Most people, who use the drug occasionally will not get addicted, but the risk of addiction for regular users is high; and an addiction to marijuana can have similar social consequences as an addiction to other drugs. There is a cognitive deficit, and memory loss is common, and work or school performance will often suffer as usage of the drug increases. Frequent and excessive marijuana use is not to be taken lightly, and the long term consequences of this usage can be quite severe. Users who have developed a physical and psychological addiction to the drug will often need professional treatment and long term support and care to be able to quit using for good.

If a loved one is suffering from a marijuana addiction, it needs to be taken seriously, and that person needs access to professional help to allow them to quit using for good. What always starts out as recreational can too often turn tragic, and an addiction to any drug is never enjoyable. Today’s pot is not what it was, and it needs to be taken seriously.

We now know conclusively that marijuana is addictive, and that the withdrawal symptoms of heavy marijuana usage can be very unpleasant. Marijuana use needs to be taken seriously, and marijuana addicts will often need professional treatment. Marijuana is no longer the relatively harmless drug it is perceived to be. Whether any drug is ever harmless is open to debate, but since a third of adults in America have tried marijuana, and the vast majority of these adults never grew addicted, nor ever had any problems with it, most people don’t consider it to be a very frightening substance.

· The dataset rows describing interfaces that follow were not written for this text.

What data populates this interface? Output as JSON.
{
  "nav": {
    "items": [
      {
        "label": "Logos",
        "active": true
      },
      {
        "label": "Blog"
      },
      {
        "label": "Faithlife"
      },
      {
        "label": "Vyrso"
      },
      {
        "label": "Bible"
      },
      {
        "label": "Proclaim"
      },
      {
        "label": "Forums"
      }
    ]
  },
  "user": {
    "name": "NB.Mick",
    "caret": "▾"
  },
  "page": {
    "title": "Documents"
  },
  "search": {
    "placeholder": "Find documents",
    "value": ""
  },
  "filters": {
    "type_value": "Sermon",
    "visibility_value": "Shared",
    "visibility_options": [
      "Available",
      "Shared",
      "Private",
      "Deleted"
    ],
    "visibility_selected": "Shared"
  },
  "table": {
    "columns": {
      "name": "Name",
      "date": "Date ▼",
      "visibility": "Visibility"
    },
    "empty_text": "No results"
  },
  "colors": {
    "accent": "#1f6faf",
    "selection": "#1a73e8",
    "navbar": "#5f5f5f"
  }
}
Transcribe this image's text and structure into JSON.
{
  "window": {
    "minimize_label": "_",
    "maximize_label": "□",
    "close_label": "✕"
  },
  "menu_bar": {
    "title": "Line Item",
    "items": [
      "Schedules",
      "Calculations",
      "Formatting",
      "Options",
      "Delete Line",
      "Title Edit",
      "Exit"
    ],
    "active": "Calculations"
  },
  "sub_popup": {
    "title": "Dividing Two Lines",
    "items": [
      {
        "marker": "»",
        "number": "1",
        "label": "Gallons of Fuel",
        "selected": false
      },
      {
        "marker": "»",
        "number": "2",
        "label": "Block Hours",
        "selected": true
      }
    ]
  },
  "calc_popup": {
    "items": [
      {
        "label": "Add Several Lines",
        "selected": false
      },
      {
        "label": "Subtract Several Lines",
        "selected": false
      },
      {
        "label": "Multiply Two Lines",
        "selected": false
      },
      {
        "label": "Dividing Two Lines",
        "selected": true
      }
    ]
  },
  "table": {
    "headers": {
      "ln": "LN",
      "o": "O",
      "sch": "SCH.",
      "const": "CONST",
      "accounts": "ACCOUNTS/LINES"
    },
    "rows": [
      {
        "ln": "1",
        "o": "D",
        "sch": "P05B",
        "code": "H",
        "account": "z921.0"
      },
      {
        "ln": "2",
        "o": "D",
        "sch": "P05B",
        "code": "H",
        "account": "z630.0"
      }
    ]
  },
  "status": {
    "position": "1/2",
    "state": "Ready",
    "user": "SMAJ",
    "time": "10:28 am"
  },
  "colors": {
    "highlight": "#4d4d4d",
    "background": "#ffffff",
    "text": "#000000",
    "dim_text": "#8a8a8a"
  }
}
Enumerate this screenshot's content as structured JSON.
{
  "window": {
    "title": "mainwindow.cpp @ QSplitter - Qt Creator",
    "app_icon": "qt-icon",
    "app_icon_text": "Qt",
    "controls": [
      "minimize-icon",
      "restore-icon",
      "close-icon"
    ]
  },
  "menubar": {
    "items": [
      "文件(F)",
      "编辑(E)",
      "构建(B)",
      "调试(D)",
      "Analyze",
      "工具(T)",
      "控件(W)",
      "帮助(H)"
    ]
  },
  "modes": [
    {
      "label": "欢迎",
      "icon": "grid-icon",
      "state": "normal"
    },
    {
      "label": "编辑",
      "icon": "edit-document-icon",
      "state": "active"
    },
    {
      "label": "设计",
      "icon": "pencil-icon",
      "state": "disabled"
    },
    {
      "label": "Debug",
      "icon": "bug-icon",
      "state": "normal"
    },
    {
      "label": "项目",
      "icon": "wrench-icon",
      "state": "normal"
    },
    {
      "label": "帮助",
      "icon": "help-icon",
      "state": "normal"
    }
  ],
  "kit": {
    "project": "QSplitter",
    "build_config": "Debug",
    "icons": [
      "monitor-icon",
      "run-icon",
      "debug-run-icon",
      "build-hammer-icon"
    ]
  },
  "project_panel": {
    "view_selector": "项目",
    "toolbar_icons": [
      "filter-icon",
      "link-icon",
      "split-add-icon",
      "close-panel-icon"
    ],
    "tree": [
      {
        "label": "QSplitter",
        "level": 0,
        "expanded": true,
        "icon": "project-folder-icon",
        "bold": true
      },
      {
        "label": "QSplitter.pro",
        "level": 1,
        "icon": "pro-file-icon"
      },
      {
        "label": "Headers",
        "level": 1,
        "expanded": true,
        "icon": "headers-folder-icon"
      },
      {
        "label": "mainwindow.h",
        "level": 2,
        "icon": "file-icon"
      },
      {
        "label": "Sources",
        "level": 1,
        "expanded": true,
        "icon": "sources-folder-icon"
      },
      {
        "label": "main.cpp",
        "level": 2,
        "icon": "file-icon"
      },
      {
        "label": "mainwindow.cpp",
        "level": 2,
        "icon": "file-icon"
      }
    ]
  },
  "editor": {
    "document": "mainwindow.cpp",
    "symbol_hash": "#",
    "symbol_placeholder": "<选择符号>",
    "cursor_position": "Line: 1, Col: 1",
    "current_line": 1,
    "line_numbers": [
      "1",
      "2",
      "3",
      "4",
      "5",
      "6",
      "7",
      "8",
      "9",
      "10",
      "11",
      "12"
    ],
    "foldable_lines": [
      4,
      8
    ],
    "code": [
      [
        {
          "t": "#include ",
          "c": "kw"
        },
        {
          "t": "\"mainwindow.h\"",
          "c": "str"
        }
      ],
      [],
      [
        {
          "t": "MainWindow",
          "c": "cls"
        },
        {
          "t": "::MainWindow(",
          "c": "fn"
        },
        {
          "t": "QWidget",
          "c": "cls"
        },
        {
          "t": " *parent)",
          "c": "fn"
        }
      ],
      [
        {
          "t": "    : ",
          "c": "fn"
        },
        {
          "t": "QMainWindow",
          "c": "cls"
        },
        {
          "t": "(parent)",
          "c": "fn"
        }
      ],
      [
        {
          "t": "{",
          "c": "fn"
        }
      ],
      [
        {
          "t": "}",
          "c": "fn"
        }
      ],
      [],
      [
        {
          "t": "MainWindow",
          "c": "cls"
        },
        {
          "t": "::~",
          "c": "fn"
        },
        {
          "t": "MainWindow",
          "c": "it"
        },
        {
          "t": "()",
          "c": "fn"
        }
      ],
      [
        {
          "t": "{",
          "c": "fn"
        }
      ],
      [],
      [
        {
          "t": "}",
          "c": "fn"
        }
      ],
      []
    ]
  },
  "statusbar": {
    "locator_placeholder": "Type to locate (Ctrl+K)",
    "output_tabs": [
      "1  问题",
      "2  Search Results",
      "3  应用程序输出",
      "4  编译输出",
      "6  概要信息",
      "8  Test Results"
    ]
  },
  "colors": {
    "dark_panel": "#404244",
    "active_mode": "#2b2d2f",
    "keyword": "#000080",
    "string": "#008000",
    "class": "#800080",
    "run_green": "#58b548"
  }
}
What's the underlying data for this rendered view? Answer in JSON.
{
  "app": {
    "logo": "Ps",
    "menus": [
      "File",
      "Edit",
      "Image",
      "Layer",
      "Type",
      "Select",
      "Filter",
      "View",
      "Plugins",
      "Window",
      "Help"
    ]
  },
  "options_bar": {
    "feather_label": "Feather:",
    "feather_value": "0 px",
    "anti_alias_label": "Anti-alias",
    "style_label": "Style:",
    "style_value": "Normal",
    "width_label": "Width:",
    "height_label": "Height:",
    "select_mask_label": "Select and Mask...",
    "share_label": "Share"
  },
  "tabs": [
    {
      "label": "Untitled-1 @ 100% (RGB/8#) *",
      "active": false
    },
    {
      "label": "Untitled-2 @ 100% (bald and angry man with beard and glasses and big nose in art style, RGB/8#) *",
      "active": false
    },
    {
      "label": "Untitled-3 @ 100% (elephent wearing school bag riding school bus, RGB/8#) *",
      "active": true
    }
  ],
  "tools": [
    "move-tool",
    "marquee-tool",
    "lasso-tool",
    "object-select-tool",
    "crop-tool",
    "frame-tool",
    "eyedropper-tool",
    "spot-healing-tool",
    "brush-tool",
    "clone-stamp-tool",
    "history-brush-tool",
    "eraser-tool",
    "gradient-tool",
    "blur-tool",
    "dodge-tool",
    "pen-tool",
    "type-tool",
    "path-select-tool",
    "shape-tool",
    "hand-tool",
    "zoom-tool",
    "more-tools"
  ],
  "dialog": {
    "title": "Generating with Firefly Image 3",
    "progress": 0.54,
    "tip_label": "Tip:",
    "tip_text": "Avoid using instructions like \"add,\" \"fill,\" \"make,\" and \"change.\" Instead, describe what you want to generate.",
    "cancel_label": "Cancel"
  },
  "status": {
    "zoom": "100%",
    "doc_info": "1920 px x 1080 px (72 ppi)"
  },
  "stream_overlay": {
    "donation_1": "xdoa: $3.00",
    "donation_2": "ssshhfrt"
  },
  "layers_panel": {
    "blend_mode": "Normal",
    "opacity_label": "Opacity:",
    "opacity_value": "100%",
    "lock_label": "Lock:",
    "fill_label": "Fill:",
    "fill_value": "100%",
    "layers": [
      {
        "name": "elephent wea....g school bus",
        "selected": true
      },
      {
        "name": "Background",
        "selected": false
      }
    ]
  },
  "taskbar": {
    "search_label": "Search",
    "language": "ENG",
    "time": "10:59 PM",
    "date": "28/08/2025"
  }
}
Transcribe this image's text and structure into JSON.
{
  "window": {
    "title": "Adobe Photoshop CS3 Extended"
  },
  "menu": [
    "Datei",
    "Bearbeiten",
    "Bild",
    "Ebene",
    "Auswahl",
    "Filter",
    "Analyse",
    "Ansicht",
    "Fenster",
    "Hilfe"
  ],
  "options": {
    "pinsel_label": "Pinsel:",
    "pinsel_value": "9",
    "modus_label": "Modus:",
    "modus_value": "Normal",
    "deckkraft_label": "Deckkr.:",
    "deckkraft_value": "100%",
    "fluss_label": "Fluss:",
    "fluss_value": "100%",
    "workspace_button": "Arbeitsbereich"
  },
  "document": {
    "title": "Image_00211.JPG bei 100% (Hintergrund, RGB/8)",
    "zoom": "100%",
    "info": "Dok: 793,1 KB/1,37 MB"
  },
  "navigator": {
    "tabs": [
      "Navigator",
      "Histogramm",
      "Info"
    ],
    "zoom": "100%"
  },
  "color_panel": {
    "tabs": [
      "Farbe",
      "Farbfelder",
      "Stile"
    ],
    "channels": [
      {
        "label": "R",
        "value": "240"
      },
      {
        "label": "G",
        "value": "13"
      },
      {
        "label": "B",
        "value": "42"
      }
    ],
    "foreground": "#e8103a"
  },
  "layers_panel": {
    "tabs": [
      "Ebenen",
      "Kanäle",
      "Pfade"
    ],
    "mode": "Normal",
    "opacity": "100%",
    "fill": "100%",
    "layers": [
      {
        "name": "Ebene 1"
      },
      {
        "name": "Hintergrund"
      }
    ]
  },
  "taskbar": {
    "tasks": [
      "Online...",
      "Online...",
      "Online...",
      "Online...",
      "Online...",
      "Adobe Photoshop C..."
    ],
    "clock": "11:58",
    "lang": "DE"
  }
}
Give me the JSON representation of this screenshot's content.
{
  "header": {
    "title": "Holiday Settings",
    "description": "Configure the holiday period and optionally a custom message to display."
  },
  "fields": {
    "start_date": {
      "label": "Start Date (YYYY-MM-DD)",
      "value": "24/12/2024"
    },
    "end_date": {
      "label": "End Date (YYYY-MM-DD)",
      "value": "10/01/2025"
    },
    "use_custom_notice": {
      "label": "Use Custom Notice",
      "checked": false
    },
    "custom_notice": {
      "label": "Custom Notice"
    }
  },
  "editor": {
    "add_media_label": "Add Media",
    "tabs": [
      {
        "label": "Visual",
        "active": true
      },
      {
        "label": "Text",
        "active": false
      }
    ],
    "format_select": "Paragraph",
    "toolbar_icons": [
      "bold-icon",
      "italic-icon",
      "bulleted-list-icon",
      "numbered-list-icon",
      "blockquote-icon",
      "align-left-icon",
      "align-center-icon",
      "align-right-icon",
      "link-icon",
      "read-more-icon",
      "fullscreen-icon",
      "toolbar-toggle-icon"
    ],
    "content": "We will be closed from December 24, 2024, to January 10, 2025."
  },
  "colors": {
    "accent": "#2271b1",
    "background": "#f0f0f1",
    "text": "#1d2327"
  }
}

But today’s marijuana bears little resemblance to what many of us may have had. No longer an innocuous weed, today’s marijuana is heavily laden with white crystals of THC, and in fact the potency of today’s common marijuana is many times stronger than even the strongest pot of a decade or more ago. With increasing strengths, also comes increasing problems, and while it used to be argued that marijuana wasn’t addictive, medical professionals can now conclusively state that it is.

Regular marijuana use causes both a development of a tolerance to the effects of the drug, and as well causes physical withdrawal symptoms when usage is stopped. Withdrawal symptoms can include anxiety, insomnia, a loss of appetite and even aggression, basically the opposite and negative symptoms to the intoxicating effects of the drug.

People developing an addiction to marijuana will progress in their behaviors comparably to other drug addictions. There will be an increasing fixation on marijuana, on getting, paying for and smoking the drug. There will be a dramatic development of tolerance to the effects of the drug, there may be changes in behavior and users will feel a need to smoke the drug at regular intervals. When they try to stop using, they will feel withdrawal effects, and this can make cessation problematic.

Most people, who use the drug occasionally will not get addicted, but the risk of addiction for regular users is high; and an addiction to marijuana can have similar social consequences as an addiction to other drugs. There is a cognitive deficit, and memory loss is common, and work or school performance will often suffer as usage of the drug increases. Frequent and excessive marijuana use is not to be taken lightly, and the long term consequences of this usage can be quite severe. Users who have developed a physical and psychological addiction to the drug will often need professional treatment and long term support and care to be able to quit using for good.

If a loved one is suffering from a marijuana addiction, it needs to be taken seriously, and that person needs access to professional help to allow them to quit using for good. What always starts out as recreational can too often turn tragic, and an addiction to any drug is never enjoyable. Today’s pot is not what it was, and it needs to be taken seriously.